Phrases like downward dog and sun salutations have become well-known as yoga has exploded in popularity. Now with app technology, a team of BYU students is taking stretching to a whole new level by creating their own fitness app.
The app, Touch Your Toes in 10 Days, gives daily stretching instructions from a certified personal trainer for the user to increase their flexibility in 10 days. The team is the first in its entrepreneur class to successfully create an iPhone app available on the iTunes App Store for 99 cents.
Their success is not limited to the U.S., since it is rated number one in Bulgaria for the health and fitness category of paid apps. With more than 1,300 downloads and a 4.5 star rating, the team is excited to watch the numbers climb after the hard work they put into creating the app.

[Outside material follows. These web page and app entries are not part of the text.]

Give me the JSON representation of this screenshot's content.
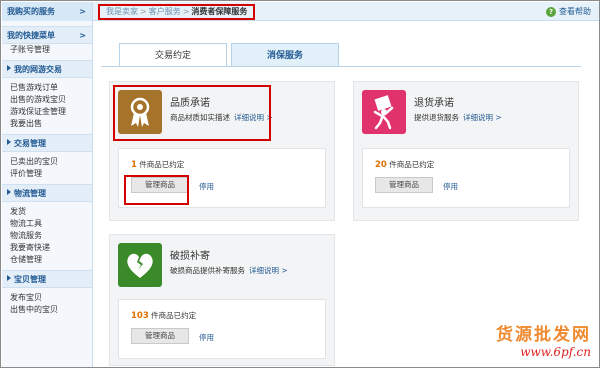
{
  "topbar": {
    "section_title": "我购买的服务",
    "section_arrow": ">",
    "breadcrumb": [
      "我是卖家",
      "客户服务",
      "消费者保障服务"
    ],
    "breadcrumb_sep": ">",
    "help": "查看帮助"
  },
  "sidebar": {
    "groups": [
      {
        "title": "我的快捷菜单",
        "arrow": ">",
        "items": [
          "子账号管理"
        ]
      },
      {
        "title": "我的网游交易",
        "items": [
          "已售游戏订单",
          "出售的游戏宝贝",
          "游戏保证金管理",
          "我要出售"
        ]
      },
      {
        "title": "交易管理",
        "items": [
          "已卖出的宝贝",
          "评价管理"
        ]
      },
      {
        "title": "物流管理",
        "items": [
          "发货",
          "物流工具",
          "物流服务",
          "我要寄快递",
          "仓储管理"
        ]
      },
      {
        "title": "宝贝管理",
        "items": [
          "发布宝贝",
          "出售中的宝贝"
        ]
      }
    ]
  },
  "tabs": [
    {
      "label": "交易约定"
    },
    {
      "label": "消保服务"
    }
  ],
  "cards": [
    {
      "title": "品质承诺",
      "desc": "商品材质如实描述",
      "link": "详细说明 >",
      "count": "1",
      "count_suffix": "件商品已约定",
      "manage": "管理商品",
      "disable": "停用",
      "icon": "award-ribbon-icon",
      "color": "#a6732a"
    },
    {
      "title": "退货承诺",
      "desc": "提供退货服务",
      "link": "详细说明 >",
      "count": "20",
      "count_suffix": "件商品已约定",
      "manage": "管理商品",
      "disable": "停用",
      "icon": "return-box-icon",
      "color": "#e0336b"
    },
    {
      "title": "破损补寄",
      "desc": "破损商品提供补寄服务",
      "link": "详细说明 >",
      "count": "103",
      "count_suffix": "件商品已约定",
      "manage": "管理商品",
      "disable": "停用",
      "icon": "broken-heart-icon",
      "color": "#3a8a2a"
    }
  ],
  "watermark": {
    "line1": "货源批发网",
    "line2": "www.6pf.cn"
  }
}
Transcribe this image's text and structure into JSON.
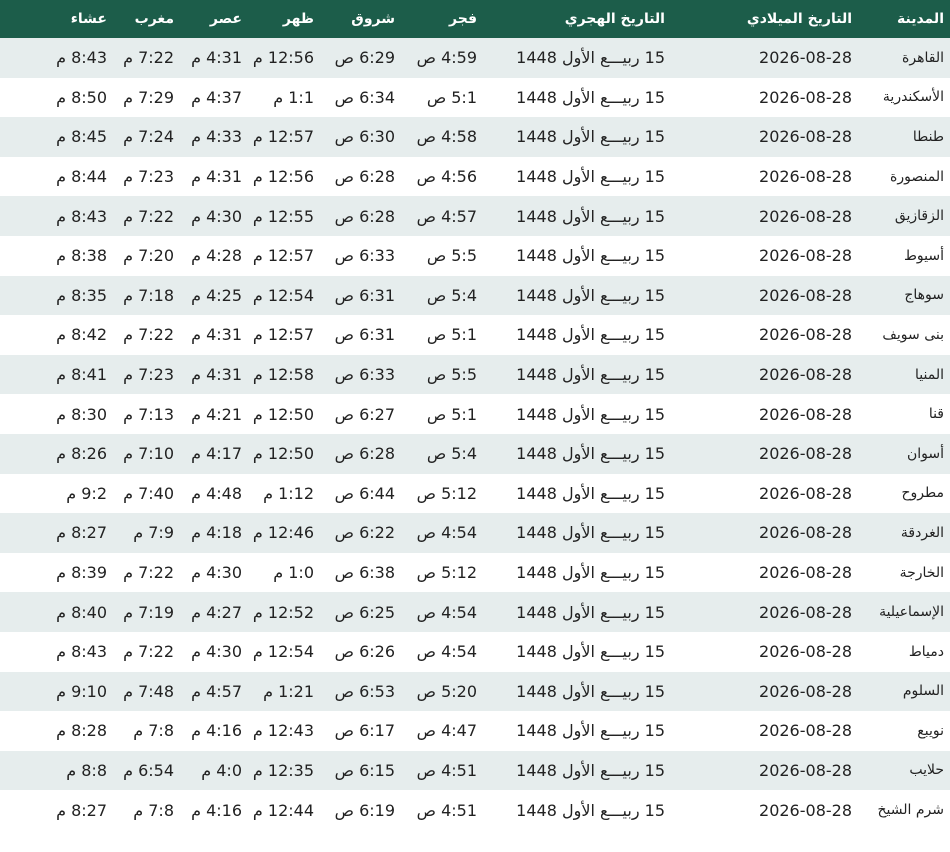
{
  "headers": {
    "city": "المدينة",
    "greg": "التاريخ الميلادي",
    "hijri": "التاريخ الهجري",
    "fajr": "فجر",
    "shurooq": "شروق",
    "dhuhr": "ظهر",
    "asr": "عصر",
    "maghrib": "مغرب",
    "isha": "عشاء"
  },
  "rows": [
    {
      "city": "القاهرة",
      "greg": "2026-08-28",
      "hijri": "15 ربيـــع الأول 1448",
      "fajr": "4:59 ص",
      "shurooq": "6:29 ص",
      "dhuhr": "12:56 م",
      "asr": "4:31 م",
      "maghrib": "7:22 م",
      "isha": "8:43 م"
    },
    {
      "city": "الأسكندرية",
      "greg": "2026-08-28",
      "hijri": "15 ربيـــع الأول 1448",
      "fajr": "5:1 ص",
      "shurooq": "6:34 ص",
      "dhuhr": "1:1 م",
      "asr": "4:37 م",
      "maghrib": "7:29 م",
      "isha": "8:50 م"
    },
    {
      "city": "طنطا",
      "greg": "2026-08-28",
      "hijri": "15 ربيـــع الأول 1448",
      "fajr": "4:58 ص",
      "shurooq": "6:30 ص",
      "dhuhr": "12:57 م",
      "asr": "4:33 م",
      "maghrib": "7:24 م",
      "isha": "8:45 م"
    },
    {
      "city": "المنصورة",
      "greg": "2026-08-28",
      "hijri": "15 ربيـــع الأول 1448",
      "fajr": "4:56 ص",
      "shurooq": "6:28 ص",
      "dhuhr": "12:56 م",
      "asr": "4:31 م",
      "maghrib": "7:23 م",
      "isha": "8:44 م"
    },
    {
      "city": "الزقازيق",
      "greg": "2026-08-28",
      "hijri": "15 ربيـــع الأول 1448",
      "fajr": "4:57 ص",
      "shurooq": "6:28 ص",
      "dhuhr": "12:55 م",
      "asr": "4:30 م",
      "maghrib": "7:22 م",
      "isha": "8:43 م"
    },
    {
      "city": "أسيوط",
      "greg": "2026-08-28",
      "hijri": "15 ربيـــع الأول 1448",
      "fajr": "5:5 ص",
      "shurooq": "6:33 ص",
      "dhuhr": "12:57 م",
      "asr": "4:28 م",
      "maghrib": "7:20 م",
      "isha": "8:38 م"
    },
    {
      "city": "سوهاج",
      "greg": "2026-08-28",
      "hijri": "15 ربيـــع الأول 1448",
      "fajr": "5:4 ص",
      "shurooq": "6:31 ص",
      "dhuhr": "12:54 م",
      "asr": "4:25 م",
      "maghrib": "7:18 م",
      "isha": "8:35 م"
    },
    {
      "city": "بنى سويف",
      "greg": "2026-08-28",
      "hijri": "15 ربيـــع الأول 1448",
      "fajr": "5:1 ص",
      "shurooq": "6:31 ص",
      "dhuhr": "12:57 م",
      "asr": "4:31 م",
      "maghrib": "7:22 م",
      "isha": "8:42 م"
    },
    {
      "city": "المنيا",
      "greg": "2026-08-28",
      "hijri": "15 ربيـــع الأول 1448",
      "fajr": "5:5 ص",
      "shurooq": "6:33 ص",
      "dhuhr": "12:58 م",
      "asr": "4:31 م",
      "maghrib": "7:23 م",
      "isha": "8:41 م"
    },
    {
      "city": "قنا",
      "greg": "2026-08-28",
      "hijri": "15 ربيـــع الأول 1448",
      "fajr": "5:1 ص",
      "shurooq": "6:27 ص",
      "dhuhr": "12:50 م",
      "asr": "4:21 م",
      "maghrib": "7:13 م",
      "isha": "8:30 م"
    },
    {
      "city": "أسوان",
      "greg": "2026-08-28",
      "hijri": "15 ربيـــع الأول 1448",
      "fajr": "5:4 ص",
      "shurooq": "6:28 ص",
      "dhuhr": "12:50 م",
      "asr": "4:17 م",
      "maghrib": "7:10 م",
      "isha": "8:26 م"
    },
    {
      "city": "مطروح",
      "greg": "2026-08-28",
      "hijri": "15 ربيـــع الأول 1448",
      "fajr": "5:12 ص",
      "shurooq": "6:44 ص",
      "dhuhr": "1:12 م",
      "asr": "4:48 م",
      "maghrib": "7:40 م",
      "isha": "9:2 م"
    },
    {
      "city": "الغردقة",
      "greg": "2026-08-28",
      "hijri": "15 ربيـــع الأول 1448",
      "fajr": "4:54 ص",
      "shurooq": "6:22 ص",
      "dhuhr": "12:46 م",
      "asr": "4:18 م",
      "maghrib": "7:9 م",
      "isha": "8:27 م"
    },
    {
      "city": "الخارجة",
      "greg": "2026-08-28",
      "hijri": "15 ربيـــع الأول 1448",
      "fajr": "5:12 ص",
      "shurooq": "6:38 ص",
      "dhuhr": "1:0 م",
      "asr": "4:30 م",
      "maghrib": "7:22 م",
      "isha": "8:39 م"
    },
    {
      "city": "الإسماعيلية",
      "greg": "2026-08-28",
      "hijri": "15 ربيـــع الأول 1448",
      "fajr": "4:54 ص",
      "shurooq": "6:25 ص",
      "dhuhr": "12:52 م",
      "asr": "4:27 م",
      "maghrib": "7:19 م",
      "isha": "8:40 م"
    },
    {
      "city": "دمياط",
      "greg": "2026-08-28",
      "hijri": "15 ربيـــع الأول 1448",
      "fajr": "4:54 ص",
      "shurooq": "6:26 ص",
      "dhuhr": "12:54 م",
      "asr": "4:30 م",
      "maghrib": "7:22 م",
      "isha": "8:43 م"
    },
    {
      "city": "السلوم",
      "greg": "2026-08-28",
      "hijri": "15 ربيـــع الأول 1448",
      "fajr": "5:20 ص",
      "shurooq": "6:53 ص",
      "dhuhr": "1:21 م",
      "asr": "4:57 م",
      "maghrib": "7:48 م",
      "isha": "9:10 م"
    },
    {
      "city": "نويبع",
      "greg": "2026-08-28",
      "hijri": "15 ربيـــع الأول 1448",
      "fajr": "4:47 ص",
      "shurooq": "6:17 ص",
      "dhuhr": "12:43 م",
      "asr": "4:16 م",
      "maghrib": "7:8 م",
      "isha": "8:28 م"
    },
    {
      "city": "حلايب",
      "greg": "2026-08-28",
      "hijri": "15 ربيـــع الأول 1448",
      "fajr": "4:51 ص",
      "shurooq": "6:15 ص",
      "dhuhr": "12:35 م",
      "asr": "4:0 م",
      "maghrib": "6:54 م",
      "isha": "8:8 م"
    },
    {
      "city": "شرم الشيخ",
      "greg": "2026-08-28",
      "hijri": "15 ربيـــع الأول 1448",
      "fajr": "4:51 ص",
      "shurooq": "6:19 ص",
      "dhuhr": "12:44 م",
      "asr": "4:16 م",
      "maghrib": "7:8 م",
      "isha": "8:27 م"
    }
  ]
}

Jordan Garn, a sophomore from Springville, majoring in entrepreneurship, programmed the app and said it is the first time he has produced an app with a group. Garn said the team analyzed each member’s strengths and found this app idea to have the most potential with the time constraint they had to work with.
“I came into the class and this is what I wanted to do from the start,” Garn said. “We have done really well complimenting each others’ strengths, and this is a very exciting market for app entrepreneurs.”
Jared Kelson, a senior from Olympia, Wash., majoring in biology, wrote the script for the app by using his knowledge of the stretches. He said by pooling each team member’s skill set, they dedicated many hours to the project collectively. Team member positions included a photographer, graphic designer, programmer, marketer and writer. Kelson said the app has received more than 150 positive ratings because their instruction works.
[pullquote]“The success of the app all depends how much the person is willing to put in and how much they are willing to push themselves,” Kelson said. “It is designed to improve overall fitness and is targeted toward athletes and physically active people hoping to improve their performance and general well-being.”[/pullquote]
“The success of the app all depends how much the person is willing to put in and how much they are willing to push themselves,” Kelson said. “It is designed to improve overall fitness and is targeted toward athletes and physically active people hoping to improve their performance and general well-being.”
Patrick Francom, a senior majoring in communications, said he has a passion for entrepreneurship and has enjoyed the hands-on experience creating the app. Within the first few days on the app market, Touch Your Toes in 10 Days was in the top 100 health and fitness apps in the U.S.
“From all the research I’ve done, the key is to be really thorough because many apps are mediocre in quality,” Francom said. “The end result needs to give your customer something to be excited about.”